Completely motivated by all the encouragement bestowed upon me in the last post (and due to an extreme lack of time for posting a fresh, er, post), I have decided to take you all for granted, and subject you to my first piece of fiction ever. Just a confession, I did tweak this version a bit before posting it. Oh come on, the original piece was by a very immature 26 year old me, as against the supremely grown up, 27 year old me! Anyway, bouquets and brickbats welcome, but do remember, you asked for it!
Till death do us part
‘Till death do us part’.
She always found that phrase very romantic. The most romantic part of the wedding vows. She’d told him that. And he had laughed.’ That’s a big promise to make’ he’d said, grinning in this usual adorable way. But she’d said, however big, she would keep that promise.
‘What’s your promise to me then?’ ‘I will always keep you happy’, he’d said.
And she was happy, with him, with his promise, with their life. There was nothing more she could wish for. He was a good person. So very caring. Understanding. Romantic even.
And they were similar in so many ways. Like he was not obvious with his affections. As in, he was dead against displaying his love for the world to see. ‘That’s when you know it is forced’, he’d say. He was always subtle. But she could feel it. Which made her feel even more special, and wanted. Their love was their own, and there was no need for anyone else to know it, or understand it, as long as they did. And she did.
Of course, they had their arguments, and fights. But then who doesn’t? And it was never the same person who had to talk first. They almost took turns. It was perfect, in it’s own not-so-perfect way. And so, she was happy. Just as he had promised.
But then, things changed. Not in the most obvious ways, but in ways only she could tell. Or see. It would be an unanswered phone call. Or a cancelled dinner plan. A longer than usual strand of hair on his shirt. The whiff of a woman’s perfume. She was disturbed, a bit, but she chose to ignore it. He would not do anything to make her unhappy.
And then one day, he got her flowers. And this one act did what none of the other things could. She knew he hated these obvious displays of so-called affection. He had himself called them fake more than once. And here he was, tired after a long day at work, way beyond their dinner hour, standing outside the door, with a bouquet of roses instead of the usual scowl he had.

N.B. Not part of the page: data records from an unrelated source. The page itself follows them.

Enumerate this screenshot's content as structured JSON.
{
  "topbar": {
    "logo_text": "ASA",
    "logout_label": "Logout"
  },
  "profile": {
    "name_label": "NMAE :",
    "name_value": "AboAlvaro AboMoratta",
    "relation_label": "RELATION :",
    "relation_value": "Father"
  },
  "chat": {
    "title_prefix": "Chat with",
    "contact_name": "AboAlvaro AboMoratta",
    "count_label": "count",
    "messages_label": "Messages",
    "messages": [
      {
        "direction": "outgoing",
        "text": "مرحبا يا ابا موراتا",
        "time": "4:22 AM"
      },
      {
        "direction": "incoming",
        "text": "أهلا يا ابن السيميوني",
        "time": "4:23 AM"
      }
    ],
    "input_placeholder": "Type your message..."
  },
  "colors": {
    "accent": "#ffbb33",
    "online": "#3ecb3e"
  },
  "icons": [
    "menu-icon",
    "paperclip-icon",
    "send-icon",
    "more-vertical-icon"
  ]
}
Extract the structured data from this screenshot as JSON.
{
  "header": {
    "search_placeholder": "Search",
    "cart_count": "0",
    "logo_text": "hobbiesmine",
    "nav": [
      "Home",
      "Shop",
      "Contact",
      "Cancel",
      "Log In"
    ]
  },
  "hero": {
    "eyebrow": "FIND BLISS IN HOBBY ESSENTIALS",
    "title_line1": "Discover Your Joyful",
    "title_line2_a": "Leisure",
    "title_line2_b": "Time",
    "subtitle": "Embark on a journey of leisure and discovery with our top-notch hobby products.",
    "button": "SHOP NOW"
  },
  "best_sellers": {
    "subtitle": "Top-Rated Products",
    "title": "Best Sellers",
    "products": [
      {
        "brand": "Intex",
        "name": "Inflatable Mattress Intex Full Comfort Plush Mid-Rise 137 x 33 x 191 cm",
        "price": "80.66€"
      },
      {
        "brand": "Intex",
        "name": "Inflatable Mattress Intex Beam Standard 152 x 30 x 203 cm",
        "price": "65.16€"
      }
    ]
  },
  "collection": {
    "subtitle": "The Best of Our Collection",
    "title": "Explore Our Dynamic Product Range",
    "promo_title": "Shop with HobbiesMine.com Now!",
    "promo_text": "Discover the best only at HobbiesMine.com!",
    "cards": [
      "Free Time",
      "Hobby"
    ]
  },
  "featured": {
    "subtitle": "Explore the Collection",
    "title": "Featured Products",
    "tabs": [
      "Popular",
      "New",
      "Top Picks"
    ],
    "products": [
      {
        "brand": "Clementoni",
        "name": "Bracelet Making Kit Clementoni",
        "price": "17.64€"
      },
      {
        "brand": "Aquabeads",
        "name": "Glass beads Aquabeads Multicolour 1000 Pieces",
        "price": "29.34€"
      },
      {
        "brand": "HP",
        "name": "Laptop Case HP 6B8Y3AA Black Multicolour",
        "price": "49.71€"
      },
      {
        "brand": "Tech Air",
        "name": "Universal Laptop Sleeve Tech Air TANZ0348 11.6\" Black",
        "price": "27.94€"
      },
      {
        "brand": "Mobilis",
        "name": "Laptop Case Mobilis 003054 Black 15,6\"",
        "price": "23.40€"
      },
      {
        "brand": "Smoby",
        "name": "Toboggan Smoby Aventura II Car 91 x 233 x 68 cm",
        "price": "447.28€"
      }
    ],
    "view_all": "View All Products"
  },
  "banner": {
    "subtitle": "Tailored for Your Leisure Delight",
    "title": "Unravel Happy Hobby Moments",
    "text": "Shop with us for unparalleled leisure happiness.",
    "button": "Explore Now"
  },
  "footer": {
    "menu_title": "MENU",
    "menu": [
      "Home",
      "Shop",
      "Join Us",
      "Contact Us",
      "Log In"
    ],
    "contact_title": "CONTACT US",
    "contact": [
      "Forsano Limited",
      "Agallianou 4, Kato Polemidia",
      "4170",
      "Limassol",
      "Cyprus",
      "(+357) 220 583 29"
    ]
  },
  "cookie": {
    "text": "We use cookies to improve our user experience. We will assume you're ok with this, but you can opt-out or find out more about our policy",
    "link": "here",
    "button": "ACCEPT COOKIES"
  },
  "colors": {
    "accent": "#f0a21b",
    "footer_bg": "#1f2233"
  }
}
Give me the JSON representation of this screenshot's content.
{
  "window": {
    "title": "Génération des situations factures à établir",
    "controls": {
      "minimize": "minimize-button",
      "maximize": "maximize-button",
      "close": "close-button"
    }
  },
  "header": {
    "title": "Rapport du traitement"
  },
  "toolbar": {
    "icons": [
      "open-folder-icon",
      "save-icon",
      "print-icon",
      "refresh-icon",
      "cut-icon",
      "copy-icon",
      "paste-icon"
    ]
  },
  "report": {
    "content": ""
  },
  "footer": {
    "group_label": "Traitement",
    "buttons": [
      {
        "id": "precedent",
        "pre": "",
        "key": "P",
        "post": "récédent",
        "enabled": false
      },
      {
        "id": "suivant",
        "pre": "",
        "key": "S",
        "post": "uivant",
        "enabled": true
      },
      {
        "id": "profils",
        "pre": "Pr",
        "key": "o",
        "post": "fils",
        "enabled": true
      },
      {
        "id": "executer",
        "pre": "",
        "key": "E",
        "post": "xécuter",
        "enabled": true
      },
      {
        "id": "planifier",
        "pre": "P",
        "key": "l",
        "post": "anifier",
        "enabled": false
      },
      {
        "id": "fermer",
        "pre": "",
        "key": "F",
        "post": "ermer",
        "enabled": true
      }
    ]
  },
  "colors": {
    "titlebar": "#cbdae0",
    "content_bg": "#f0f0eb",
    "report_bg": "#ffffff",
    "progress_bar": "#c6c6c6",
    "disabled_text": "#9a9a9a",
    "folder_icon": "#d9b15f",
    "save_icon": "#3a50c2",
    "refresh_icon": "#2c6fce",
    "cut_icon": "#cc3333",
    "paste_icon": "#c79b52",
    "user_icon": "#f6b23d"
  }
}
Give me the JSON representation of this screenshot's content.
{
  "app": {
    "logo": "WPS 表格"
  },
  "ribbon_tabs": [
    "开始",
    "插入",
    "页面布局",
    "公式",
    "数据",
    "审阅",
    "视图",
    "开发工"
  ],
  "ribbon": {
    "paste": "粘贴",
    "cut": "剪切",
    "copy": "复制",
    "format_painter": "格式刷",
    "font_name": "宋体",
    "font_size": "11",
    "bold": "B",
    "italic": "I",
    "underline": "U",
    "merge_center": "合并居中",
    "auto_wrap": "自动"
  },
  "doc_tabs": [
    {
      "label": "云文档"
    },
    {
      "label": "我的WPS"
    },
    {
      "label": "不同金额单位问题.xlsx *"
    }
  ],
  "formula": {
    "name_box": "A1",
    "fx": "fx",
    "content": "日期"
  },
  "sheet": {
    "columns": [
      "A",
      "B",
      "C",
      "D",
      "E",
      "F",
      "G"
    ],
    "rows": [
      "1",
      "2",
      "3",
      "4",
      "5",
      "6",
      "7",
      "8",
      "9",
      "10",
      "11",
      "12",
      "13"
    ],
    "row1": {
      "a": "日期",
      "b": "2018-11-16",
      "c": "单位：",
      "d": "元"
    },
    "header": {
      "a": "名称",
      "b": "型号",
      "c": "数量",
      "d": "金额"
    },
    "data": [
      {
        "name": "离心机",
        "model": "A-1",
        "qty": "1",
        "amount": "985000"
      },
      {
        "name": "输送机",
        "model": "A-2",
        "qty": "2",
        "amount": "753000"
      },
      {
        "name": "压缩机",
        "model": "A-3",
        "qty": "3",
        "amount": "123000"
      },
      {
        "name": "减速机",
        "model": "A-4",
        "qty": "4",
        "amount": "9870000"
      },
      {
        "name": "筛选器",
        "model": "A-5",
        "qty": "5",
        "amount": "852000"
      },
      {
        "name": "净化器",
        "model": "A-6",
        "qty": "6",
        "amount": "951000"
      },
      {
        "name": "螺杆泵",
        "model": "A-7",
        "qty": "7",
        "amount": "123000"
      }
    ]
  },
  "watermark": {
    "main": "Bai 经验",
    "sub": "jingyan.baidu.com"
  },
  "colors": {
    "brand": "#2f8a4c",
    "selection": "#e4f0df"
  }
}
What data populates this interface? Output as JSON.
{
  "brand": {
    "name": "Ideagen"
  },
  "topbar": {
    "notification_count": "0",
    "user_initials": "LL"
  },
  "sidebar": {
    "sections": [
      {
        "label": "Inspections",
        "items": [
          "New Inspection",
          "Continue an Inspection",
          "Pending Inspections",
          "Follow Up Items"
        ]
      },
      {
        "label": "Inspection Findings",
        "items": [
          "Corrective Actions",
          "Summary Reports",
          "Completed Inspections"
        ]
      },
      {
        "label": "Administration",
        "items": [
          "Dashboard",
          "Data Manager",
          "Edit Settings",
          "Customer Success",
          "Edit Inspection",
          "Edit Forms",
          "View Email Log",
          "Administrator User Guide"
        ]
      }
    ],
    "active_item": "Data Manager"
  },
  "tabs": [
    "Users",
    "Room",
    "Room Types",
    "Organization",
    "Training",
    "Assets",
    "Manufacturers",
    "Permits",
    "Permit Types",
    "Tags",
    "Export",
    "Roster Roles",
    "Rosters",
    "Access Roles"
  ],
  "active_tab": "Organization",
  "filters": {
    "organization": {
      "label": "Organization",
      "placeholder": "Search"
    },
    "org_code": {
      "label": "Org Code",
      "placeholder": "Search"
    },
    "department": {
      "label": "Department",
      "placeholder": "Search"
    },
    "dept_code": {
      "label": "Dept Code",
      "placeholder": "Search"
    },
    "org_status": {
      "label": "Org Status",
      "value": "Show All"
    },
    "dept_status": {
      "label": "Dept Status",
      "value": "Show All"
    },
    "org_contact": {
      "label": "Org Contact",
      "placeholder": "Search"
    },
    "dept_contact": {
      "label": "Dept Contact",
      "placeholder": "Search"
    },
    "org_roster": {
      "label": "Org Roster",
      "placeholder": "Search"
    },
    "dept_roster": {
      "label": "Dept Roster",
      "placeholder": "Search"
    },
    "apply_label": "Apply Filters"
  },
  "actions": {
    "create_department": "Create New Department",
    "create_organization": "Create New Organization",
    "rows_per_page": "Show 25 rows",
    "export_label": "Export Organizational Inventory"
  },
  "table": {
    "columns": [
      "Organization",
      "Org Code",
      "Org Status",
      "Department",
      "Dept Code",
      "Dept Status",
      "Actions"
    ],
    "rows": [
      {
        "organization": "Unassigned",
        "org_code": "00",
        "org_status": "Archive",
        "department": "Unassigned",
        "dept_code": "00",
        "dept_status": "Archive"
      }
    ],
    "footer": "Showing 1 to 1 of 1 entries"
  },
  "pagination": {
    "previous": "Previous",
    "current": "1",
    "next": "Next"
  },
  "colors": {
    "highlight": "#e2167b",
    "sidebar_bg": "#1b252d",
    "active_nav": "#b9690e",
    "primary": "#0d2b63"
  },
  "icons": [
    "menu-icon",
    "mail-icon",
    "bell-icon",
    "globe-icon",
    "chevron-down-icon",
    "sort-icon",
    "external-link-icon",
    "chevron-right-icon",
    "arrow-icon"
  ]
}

In the regular world, it would have been sweet. In their world, it was just plain weird. It broke her heart. She knew things had gone wrong, way beyond her imagination.
And that was about all the evidence she needed, not a bit of doubt in her mind anymore. She didn’t believe in conflicts and confrontations. She knew it would turn ugly. She didn’t think it was of any help either. She had always believed in the age old concept of letting go of what was no longer yours. And this seemed to be like the perfect set up for putting her belief in action.
The night she decided that it was time; she knew exactly what she had to do. After a long dinner, followed by endless rounds of sparkling wine, she knew it wouldn’t hurt as much. And as he silently bled to his death on his side of the bed, she felt a twinge that he’d been unable to keep his promise to her.
But then, at least she had kept hers.